Undoubtedly the most anticipated movie event of 2015, Star Wars: The Force Awakens is expected to be one of the highest grossing films ever. It has already smashed ticket sale records nearly two months ahead of opening weekend, and it was reported over the summer that the film would occupy highly coveted IMAX theaters for a full month. However, as Screen Crush explains, eager fans rushing out to see the film in the format in which it was shot may be sorely disappointed.
An image from the set of the film posted to social media back in July 2014 shows an IMAX camera being used against a sandy background, which means that at least part of the movie was filmed in 70mm. The problem is that there are only 18 theaters in United States and Canada that will be projecting the film in that format, leaving ticket buyers in major cities out of luck. "If you live in New York City and want to see Star Wars: The Force Awakens in 70mm IMAX, you’d have to drive two hours to Philadelphia," writes Mike Sampson of Screen Crush. "If you live in Chicago, you’d have to drive three hours to Indianapolis.

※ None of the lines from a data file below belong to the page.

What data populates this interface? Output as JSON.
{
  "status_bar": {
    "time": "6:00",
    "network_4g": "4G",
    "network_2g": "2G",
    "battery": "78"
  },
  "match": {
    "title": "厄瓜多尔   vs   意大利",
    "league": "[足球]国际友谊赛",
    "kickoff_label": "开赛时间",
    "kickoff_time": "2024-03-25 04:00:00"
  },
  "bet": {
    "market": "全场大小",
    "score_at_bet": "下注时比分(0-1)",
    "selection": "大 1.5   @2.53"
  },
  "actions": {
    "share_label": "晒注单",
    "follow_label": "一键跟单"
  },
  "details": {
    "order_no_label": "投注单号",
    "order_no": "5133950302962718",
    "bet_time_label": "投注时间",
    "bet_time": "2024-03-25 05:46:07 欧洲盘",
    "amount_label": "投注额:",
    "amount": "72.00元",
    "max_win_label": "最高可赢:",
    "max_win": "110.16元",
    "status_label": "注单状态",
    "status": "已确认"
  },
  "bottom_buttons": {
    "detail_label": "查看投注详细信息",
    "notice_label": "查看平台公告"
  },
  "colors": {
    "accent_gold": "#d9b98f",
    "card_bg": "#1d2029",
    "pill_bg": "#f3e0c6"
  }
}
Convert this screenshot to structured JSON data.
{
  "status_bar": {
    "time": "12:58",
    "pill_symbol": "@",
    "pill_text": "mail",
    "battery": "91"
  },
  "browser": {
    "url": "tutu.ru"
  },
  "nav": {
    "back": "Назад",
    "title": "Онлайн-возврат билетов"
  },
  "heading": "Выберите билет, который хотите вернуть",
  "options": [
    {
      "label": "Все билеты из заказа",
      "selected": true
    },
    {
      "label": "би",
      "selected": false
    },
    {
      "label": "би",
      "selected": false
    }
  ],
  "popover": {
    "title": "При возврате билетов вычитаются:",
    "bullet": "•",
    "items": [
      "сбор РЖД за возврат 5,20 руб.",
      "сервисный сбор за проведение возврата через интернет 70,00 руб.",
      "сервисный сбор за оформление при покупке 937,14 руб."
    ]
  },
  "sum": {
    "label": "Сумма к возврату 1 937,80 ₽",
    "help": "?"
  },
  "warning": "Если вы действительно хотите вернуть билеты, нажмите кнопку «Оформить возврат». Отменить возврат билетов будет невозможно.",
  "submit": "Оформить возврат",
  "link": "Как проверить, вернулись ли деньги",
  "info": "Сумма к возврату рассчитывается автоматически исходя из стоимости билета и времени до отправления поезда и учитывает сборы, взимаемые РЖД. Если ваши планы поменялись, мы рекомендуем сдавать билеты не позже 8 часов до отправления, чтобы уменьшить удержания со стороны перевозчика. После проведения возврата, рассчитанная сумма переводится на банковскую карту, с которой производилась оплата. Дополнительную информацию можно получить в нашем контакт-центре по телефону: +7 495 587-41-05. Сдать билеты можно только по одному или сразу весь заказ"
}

If you live in Austin, you’d have to drive 10 hours to Branson, Missouri."
IMAX is more than just a huge screen, as the company's senior executive vice president of technology Brian Bonnick explained in a 2009 interview with Popular Mechanics—resolution is a major part of the experience. Because of the costs associated with 70mm projection, IMAX introduced Digital IMAX in 2008, which is shown at a lower resolution on smaller screens (film purists have been known to dismiss it as "lieMAX"). There are a handful of true IMAX screens across the country, but some of them still won't be used to project The Force Awakens in 70mm.
"In an effort to make Star Wars: The Force Awakens available to as many IMAX fans as possible in as many IMAX theatres as possible," a post on IMAX's website reads, "we will be releasing the film across our various cutting-edge projection technologies including our xenon digital system, IMAX 15/70mm film and our next-generation laser system."
Here is the official list of IMAX theaters screening the film in 70mm:
McWane Center IMAX Dome Theatre — Birmingham
IMAX, U.S. Space & Rocket Center — Huntsville
Hackworth IMAX Dome, The Tech Museum — San Jose
Museum of Discovery & Science AutoNation IMAX — Ft. Lauderdale
IMAX Dome, Museum of Science & Industry — Tampa
IMAX, Indiana State Museum — Indianapolis
Blank IMAX Dome, Science Center of Iowa — Des Moines
Branson’s IMAX, Entertainment Complex — Branson
St. Louis Science Center OMNIMAX Theatre — St. Louis
Tuttleman IMAX, The Franklin Institute — Philadelphia
Kramer IMAX, Saskatchewan Science Centre — Regina
Lockheed Martin IMAX, National Air & Space Museum
Omni, Fort Worth Museum of Science & History — Fort Worth
LG IMAX, Darling Harbour — Sydney, Australia
The Science Museum — London, England